“With regard to the Red Line, I can confirm today that the Red Line as currently designed is not going to be built.

“The existing light rail system in Baltimore is the second-worst in the country as far as productivity and ridership. The current proposal is not a design that meets the needs of Baltimore city. It requires the construction of a billion-dollar tunnel through the heart of the city. At 3 billion dollars, the current design fails to integrate effectively with Baltimore’s existing infrastructure.

‘I’m committed to promoting economic development in Baltimore, but the Red Line as currently proposed is not the best way to bring jobs and opportunity to the city.

“The Red Line does not effectively address the fundamental challenges that Baltimore faces. We can do better.

‘Our administration is focused on projects that serve the best interests of all Marylanders. I know there are some folks advocating both for and against the Red Line. I would ask that those individuals work with us and not against us as we look at alternatives.
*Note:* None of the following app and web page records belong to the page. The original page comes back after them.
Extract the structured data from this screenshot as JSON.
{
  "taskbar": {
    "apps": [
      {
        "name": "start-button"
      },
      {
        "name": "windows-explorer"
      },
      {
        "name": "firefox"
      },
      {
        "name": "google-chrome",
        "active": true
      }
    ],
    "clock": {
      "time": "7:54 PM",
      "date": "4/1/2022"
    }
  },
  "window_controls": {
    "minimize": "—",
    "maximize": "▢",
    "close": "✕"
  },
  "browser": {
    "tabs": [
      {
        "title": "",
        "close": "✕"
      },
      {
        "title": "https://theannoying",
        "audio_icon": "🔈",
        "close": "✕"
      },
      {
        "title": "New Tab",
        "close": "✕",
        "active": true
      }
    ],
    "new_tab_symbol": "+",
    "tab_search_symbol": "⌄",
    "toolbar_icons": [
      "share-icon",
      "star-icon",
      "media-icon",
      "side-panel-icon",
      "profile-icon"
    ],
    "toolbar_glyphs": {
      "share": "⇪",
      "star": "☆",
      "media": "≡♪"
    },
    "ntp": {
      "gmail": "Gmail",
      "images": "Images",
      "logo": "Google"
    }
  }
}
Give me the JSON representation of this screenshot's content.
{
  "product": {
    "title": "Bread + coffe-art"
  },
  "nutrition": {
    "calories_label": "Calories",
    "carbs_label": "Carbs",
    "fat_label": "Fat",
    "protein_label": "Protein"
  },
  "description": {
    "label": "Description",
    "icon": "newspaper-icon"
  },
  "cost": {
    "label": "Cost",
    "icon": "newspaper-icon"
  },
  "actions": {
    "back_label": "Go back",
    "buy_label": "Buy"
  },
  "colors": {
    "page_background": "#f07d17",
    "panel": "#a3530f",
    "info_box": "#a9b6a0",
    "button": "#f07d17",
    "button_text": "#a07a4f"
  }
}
Working together to find common ground is always more effective than political one-upmanship in the media.

“We remain committed to the future of Maryland transportation and we will continue to find the most cost-effective ways to rebuild and improve our state’s transportation systems.”

Taking questions:

Transportation Secretary Pete K. Rahn, on how he will trim costs of the project:

“The Purple Line will have the same alignment, it will have the same number of stations, and it will meet the needs of the metropolitan Washington area with its intended purpose of connecting the Marc system, Amtrack and Metro.

“The areas that we have reduced costs are areas such as reducing the headway of the cars from every six minutes to 7 1/2 minutes, which we project we’re not going to need for 12 to 15 years. That reduces the number of cars we need, it reduces the need for a second staging area for them.

“We’ve reduced a number of items out of this that, frankly, were producing a Cadillac project, and not a Chevy project.

“So we have a system that’s going to move people from where they are to where they’re going to need to go, and it’ll be a good system. But we've been able to reduce those costs, over 200 million dollars in our estimation. And with the larger share from the counties, we are looking at a reduction to the state here of well in excess of 300 million dollars.”

Hogan on whether he has considered other options for the Red Line:

“Well, look, the current proposal makes no sense whatsoever to almost anyone. It doesn’t make any economic sense at all. There are lots of different proposed solutions. We’ve already spent lots of time listening to lots of people with lots of ideas.

“Today we’re moving forward with the road improvements and with the Purple Line. The Red Line is at this point — is tabled. But we are going to look at every possible option for improving transportation in Baltimore. We’re going to be open to all kinds of suggestions.”

Rahn on alternative proposals:

“Actually I’ve heard a lot of alternatives to the Red Line...but none of the issues have been able to address the at least billion dollar tunnel at the center of this project. And that’s the fatal flaw of this project...

“This is a fatally flawed project that frankly needs to be set aside, as the governor has said, and we will look for other ways to try to assist Baltimore with its transportation needs.”

Hogan, asked if he will reveal how much he is asking Montgomery and Prince George’s Counties to pony up:

“No. We won’t.”

Hogan, on what convinced him to green-light the Purple Line:

“It was everything added together. But, finding some cost savings and being able to do it with less expense to the state taxpayers was a major factor. You know, we saw a lot of the benefits of it, with respect to economic development, job creation, and if it was still costing 700 million dollars of state taxpayers money, it probably wouldn’t have, but look, we could get the cost down overall, you know, and that was that.”

On job projections:

“I’m skeptical about some of the projections. I mean, some people just come up with wild expectations about how many jobs it’s going to create. But there’s no question in my mind that it’s going to be worthwhile long-term for the investment and the potential jobs that are being created.”

— Elizabeth Koh and Debbi Wilgoren